The resources below are designed to be helpful, not prescriptive. Every mentoring partnership is different and it is important to work to each individual needs and situation. If you find an excellent resource you would like to share with IMNIS participants, let us know.
Articles of Interest
The National Progress Reports provide an up-to-date review of the IMNIS programs.
“With the steep rise in PhD graduations and growing demand within the private and public sectors for innovative capability, academic organisations are no longer the main career option”. This report by CSIRO’s Data61, Ribit and AMSI, examines engagement between businesses and research graduates in Australia, shares the career aspirations of today’s PhD students, and outlines which sectors employ PhD graduates. [Download pdf]

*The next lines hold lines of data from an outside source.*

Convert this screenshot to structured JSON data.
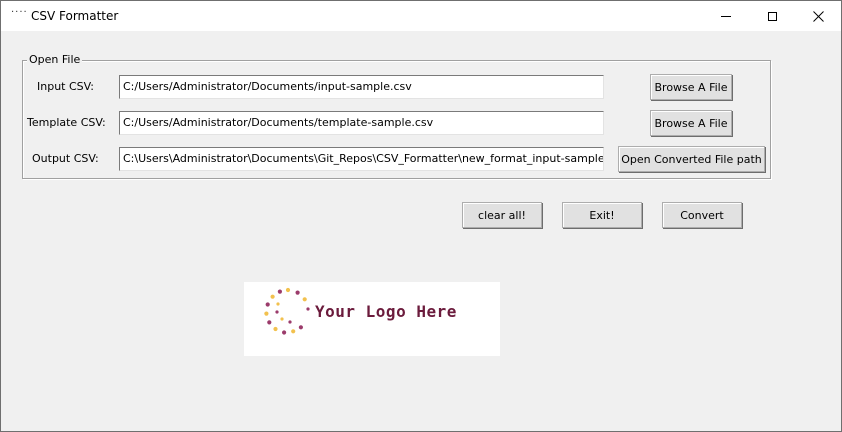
{
  "window": {
    "title": "CSV Formatter",
    "icon": "dots-icon",
    "icon_glyph": "····"
  },
  "group": {
    "legend": "Open File",
    "rows": [
      {
        "label": "Input CSV:",
        "value": "C:/Users/Administrator/Documents/input-sample.csv",
        "button": "Browse A File"
      },
      {
        "label": "Template CSV:",
        "value": "C:/Users/Administrator/Documents/template-sample.csv",
        "button": "Browse A File"
      },
      {
        "label": "Output CSV:",
        "value": "C:\\Users\\Administrator\\Documents\\Git_Repos\\CSV_Formatter\\new_format_input-sample.csv",
        "button": "Open Converted File path"
      }
    ]
  },
  "actions": {
    "clear_label": "clear all!",
    "exit_label": "Exit!",
    "convert_label": "Convert"
  },
  "logo": {
    "text": "Your Logo Here",
    "text_color": "#6b1b3c",
    "dot_colors": [
      "#f2c14e",
      "#9b3b6b"
    ]
  },
  "colors": {
    "window_bg": "#f0f0f0",
    "titlebar_bg": "#ffffff",
    "button_bg": "#e1e1e1"
  }
}
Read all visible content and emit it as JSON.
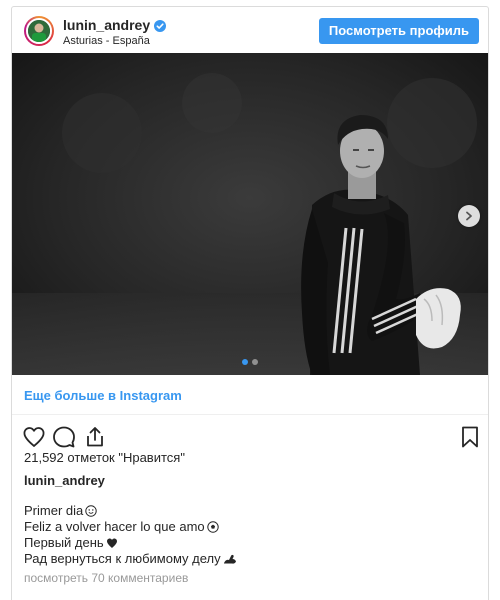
{
  "header": {
    "username": "lunin_andrey",
    "location": "Asturias - España",
    "view_profile_label": "Посмотреть профиль",
    "accent_color": "#3897f0"
  },
  "photo": {
    "carousel_slides": 2,
    "active_slide": 1
  },
  "more_link": "Еще больше в Instagram",
  "likes_text": "21,592 отметок \"Нравится\"",
  "caption": {
    "username": "lunin_andrey",
    "lines": [
      {
        "text": "Primer dia",
        "emoji": "smiling-face-icon"
      },
      {
        "text": "Feliz a volver hacer lo que amo",
        "emoji": "soccer-ball-icon"
      },
      {
        "text": "Первый день",
        "emoji": "black-heart-icon"
      },
      {
        "text": "Рад вернуться к любимому делу",
        "emoji": "flexed-arm-icon"
      }
    ]
  },
  "comments_link": "посмотреть 70 комментариев",
  "icons": [
    "heart-icon",
    "comment-icon",
    "share-icon",
    "bookmark-icon",
    "verified-icon",
    "chevron-right-icon"
  ]
}
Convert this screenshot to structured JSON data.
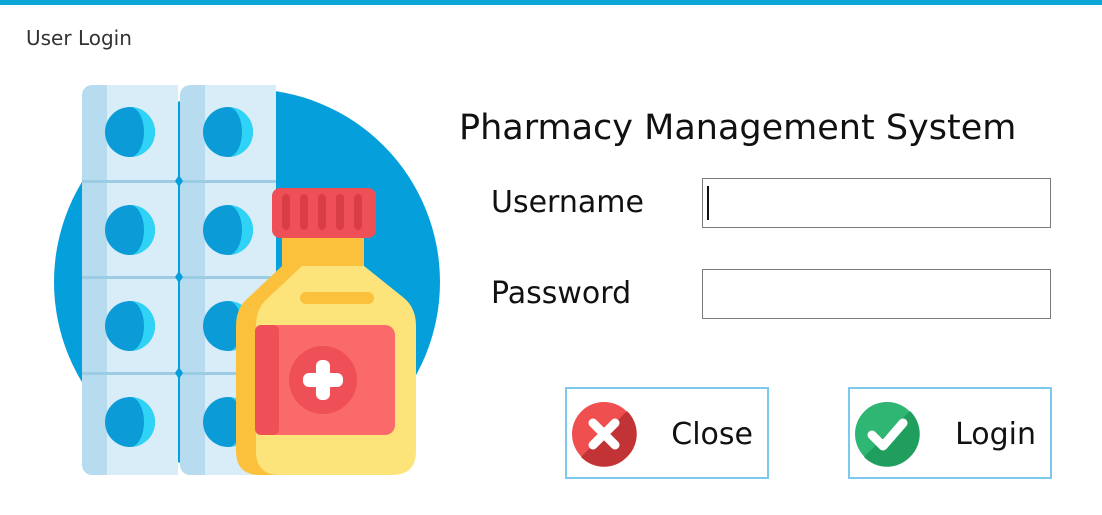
{
  "window": {
    "title": "User Login"
  },
  "app": {
    "title": "Pharmacy Management System"
  },
  "form": {
    "username_label": "Username",
    "username_value": "",
    "password_label": "Password",
    "password_value": ""
  },
  "buttons": {
    "close_label": "Close",
    "close_icon": "close-icon",
    "login_label": "Login",
    "login_icon": "check-icon"
  },
  "illustration": {
    "icon": "pharmacy-icon"
  },
  "colors": {
    "accent": "#0aa6d6",
    "button_border": "#7cc9ee",
    "close_red": "#ef4f4f",
    "login_green": "#2fb673"
  }
}
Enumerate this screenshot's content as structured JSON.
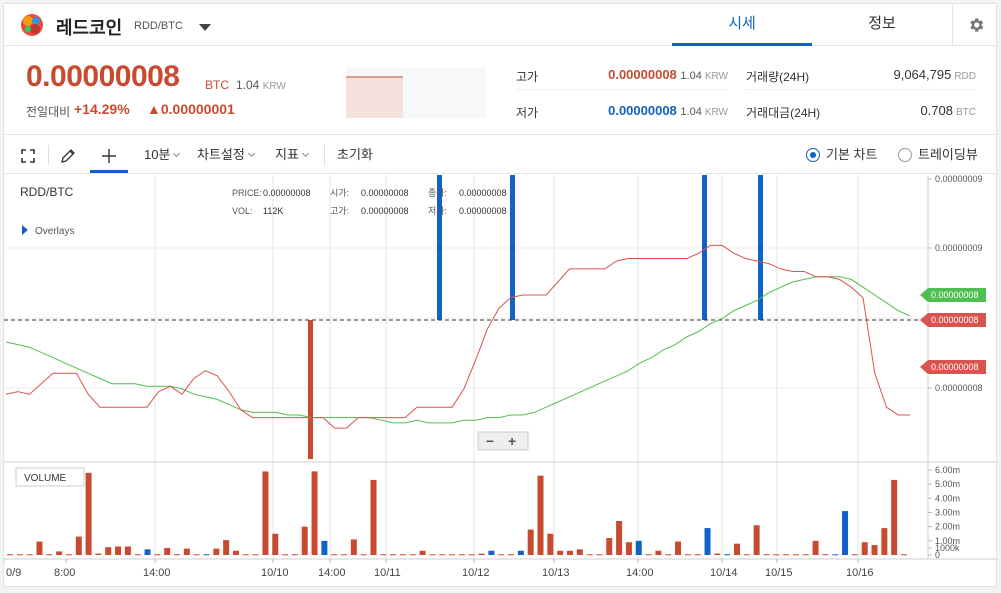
{
  "header": {
    "coin_name": "레드코인",
    "pair": "RDD/BTC",
    "tabs": [
      {
        "label": "시세",
        "active": true
      },
      {
        "label": "정보",
        "active": false
      }
    ]
  },
  "summary": {
    "price": "0.00000008",
    "price_unit": "BTC",
    "price_krw": "1.04",
    "price_krw_unit": "KRW",
    "change_label": "전일대비",
    "change_pct": "+14.29%",
    "change_amt": "▲0.00000001",
    "high_label": "고가",
    "high_value": "0.00000008",
    "high_krw": "1.04",
    "low_label": "저가",
    "low_value": "0.00000008",
    "low_krw": "1.04",
    "krw_unit": "KRW",
    "volume_label": "거래량(24H)",
    "volume_value": "9,064,795",
    "volume_unit": "RDD",
    "amount_label": "거래대금(24H)",
    "amount_value": "0.708",
    "amount_unit": "BTC"
  },
  "toolbar": {
    "interval": "10분",
    "chart_settings": "차트설정",
    "indicators": "지표",
    "reset": "초기화",
    "basic_chart": "기본 차트",
    "tradingview": "트레이딩뷰",
    "selected_mode": "basic"
  },
  "colors": {
    "up": "#c84a31",
    "down": "#1261c4",
    "ma_line": "#4fbf4f",
    "price_line": "#d9534f"
  },
  "chart_data": {
    "type": "line",
    "title": "RDD/BTC",
    "overlays_label": "Overlays",
    "legend": {
      "price_label": "PRICE:",
      "price_value": "0.00000008",
      "vol_label": "VOL:",
      "vol_value": "112K",
      "open_label": "시가:",
      "open_value": "0.00000008",
      "high_label": "고가:",
      "high_value": "0.00000008",
      "close_label": "종가:",
      "close_value": "0.00000008",
      "low_label": "저가:",
      "low_value": "0.00000008"
    },
    "price_axis_ticks": [
      "0.00000009",
      "0.00000009",
      "0.00000008",
      "0.00000008"
    ],
    "price_tags": [
      {
        "label": "0.00000008",
        "color": "#4fbf4f"
      },
      {
        "label": "0.00000008",
        "color": "#d9534f"
      },
      {
        "label": "0.00000008",
        "color": "#d9534f"
      }
    ],
    "time_labels": [
      "0/9",
      "8:00",
      "14:00",
      "10/10",
      "14:00",
      "10/11",
      "10/12",
      "10/13",
      "14:00",
      "10/14",
      "10/15",
      "10/16"
    ],
    "volume_label": "VOLUME",
    "volume_axis_ticks": [
      "6.00m",
      "5.00m",
      "4.00m",
      "3.00m",
      "2.00m",
      "1.00m",
      "1000k",
      "0"
    ],
    "series": [
      {
        "name": "MA",
        "values": [
          84.1,
          84.0,
          83.9,
          83.7,
          83.5,
          83.3,
          83.1,
          82.9,
          82.7,
          82.5,
          82.5,
          82.5,
          82.4,
          82.4,
          82.4,
          82.3,
          82.1,
          82.0,
          81.9,
          81.7,
          81.5,
          81.4,
          81.4,
          81.4,
          81.3,
          81.3,
          81.2,
          81.2,
          81.2,
          81.2,
          81.2,
          81.2,
          81.1,
          81.0,
          81.0,
          81.1,
          81.0,
          81.0,
          81.0,
          81.1,
          81.1,
          81.2,
          81.2,
          81.3,
          81.3,
          81.4,
          81.6,
          81.8,
          82.0,
          82.2,
          82.4,
          82.6,
          82.8,
          83.0,
          83.3,
          83.5,
          83.8,
          84.0,
          84.3,
          84.5,
          84.8,
          85.0,
          85.3,
          85.5,
          85.7,
          86.0,
          86.2,
          86.4,
          86.5,
          86.6,
          86.6,
          86.6,
          86.5,
          86.2,
          85.9,
          85.6,
          85.3,
          85.1
        ]
      },
      {
        "name": "Price",
        "values": [
          82.1,
          82.2,
          82.1,
          82.5,
          82.9,
          82.9,
          82.9,
          82.1,
          81.6,
          81.6,
          81.6,
          81.6,
          81.6,
          82.2,
          82.4,
          82.1,
          82.7,
          83.0,
          82.8,
          82.2,
          81.5,
          81.2,
          81.2,
          81.2,
          81.2,
          81.2,
          81.2,
          81.2,
          80.8,
          80.8,
          81.2,
          81.2,
          81.2,
          81.2,
          81.2,
          81.6,
          81.6,
          81.6,
          81.6,
          82.3,
          83.4,
          84.6,
          85.4,
          85.8,
          85.9,
          85.9,
          85.9,
          86.4,
          86.9,
          86.9,
          86.9,
          86.9,
          87.2,
          87.3,
          87.3,
          87.3,
          87.3,
          87.3,
          87.3,
          87.5,
          87.8,
          87.8,
          87.5,
          87.3,
          87.2,
          87.1,
          86.9,
          86.8,
          86.8,
          86.6,
          86.6,
          86.5,
          86.2,
          85.8,
          82.9,
          81.6,
          81.3,
          81.3
        ]
      }
    ],
    "volume_values": [
      0.05,
      0.05,
      0.05,
      0.95,
      0.05,
      0.25,
      0.05,
      1.3,
      5.8,
      0.1,
      0.55,
      0.6,
      0.6,
      0.05,
      0.4,
      0.05,
      0.5,
      0.05,
      0.45,
      0.05,
      0.05,
      0.45,
      1.05,
      0.3,
      0.05,
      0.05,
      5.9,
      1.5,
      0.05,
      0.05,
      2.0,
      5.9,
      1.0,
      0.05,
      0.05,
      1.1,
      0.05,
      5.3,
      0.05,
      0.05,
      0.05,
      0.05,
      0.3,
      0.05,
      0.05,
      0.05,
      0.05,
      0.05,
      0.1,
      0.3,
      0.05,
      0.05,
      0.3,
      1.8,
      5.6,
      1.5,
      0.3,
      0.3,
      0.4,
      0.05,
      0.05,
      1.2,
      2.4,
      0.9,
      1.0,
      0.05,
      0.3,
      0.05,
      0.95,
      0.05,
      0.05,
      1.9,
      0.1,
      0.05,
      0.8,
      0.05,
      2.1,
      0.05,
      0.05,
      0.05,
      0.05,
      0.05,
      1.0,
      0.05,
      0.05,
      3.1,
      0.05,
      0.9,
      0.7,
      1.9,
      5.3,
      0.05
    ],
    "volume_colors": "mixed"
  }
}
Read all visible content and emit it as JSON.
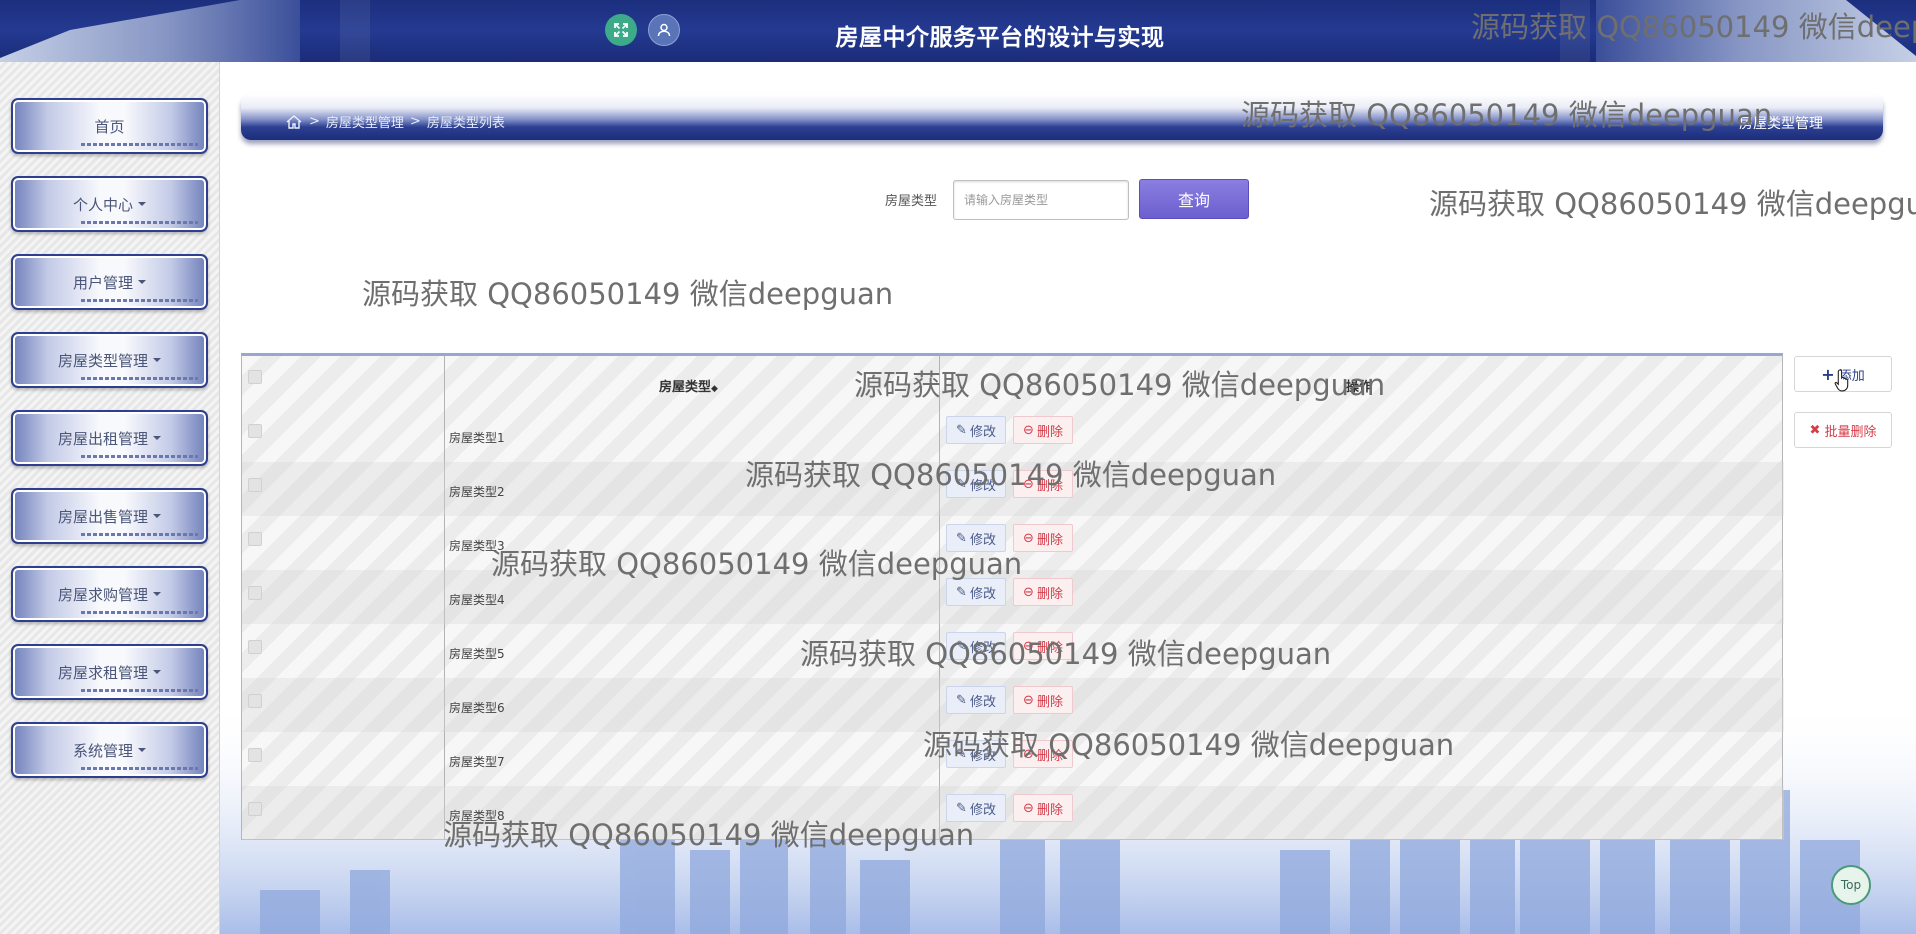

Based on workshops co-sponsored by the Burroughs Wellcome Fund and Howard Hughes Medical Institute, this book is a collection of practical advice and experiences from seasoned biomedical investigators and includes chapters on laboratory leadership, getting funded, project management, and teaching and course design. [Download pdf]
Trainees in STEM often express the need for ‘a mentor’. What does this mean and what should mentees and mentors expect? This article by IMNIS Executive Director Dr Marguerite Evans-Galea and Senior Research Scientist Dr Charles Galea overviews how to find a mentor, the dos and don’ts of mentoring, and how to get the most out of your mentoring partnership.
This publication by Dr Jennifer de Vries takes a critical look at current mentoring research and practice and is a resource designed to build sector-wide, higher education capacity in the delivery of mentoring programs. It is equally suited to non-university contexts and is particularly applicable where culture change is desired. [Download pdf]
A check-list of recommendations from Mentorloop to kick-start your mentoring partnership and keep you on track. Top tips: take responsibility, be accountable, follow-up, set goals and heed advice. [Download pdf]
Some pointers from Mentorloop on how to be a great mentor. Key words include: empower, inspire, share and recommend. Your advice could change your mentee’s future. [Download pdf]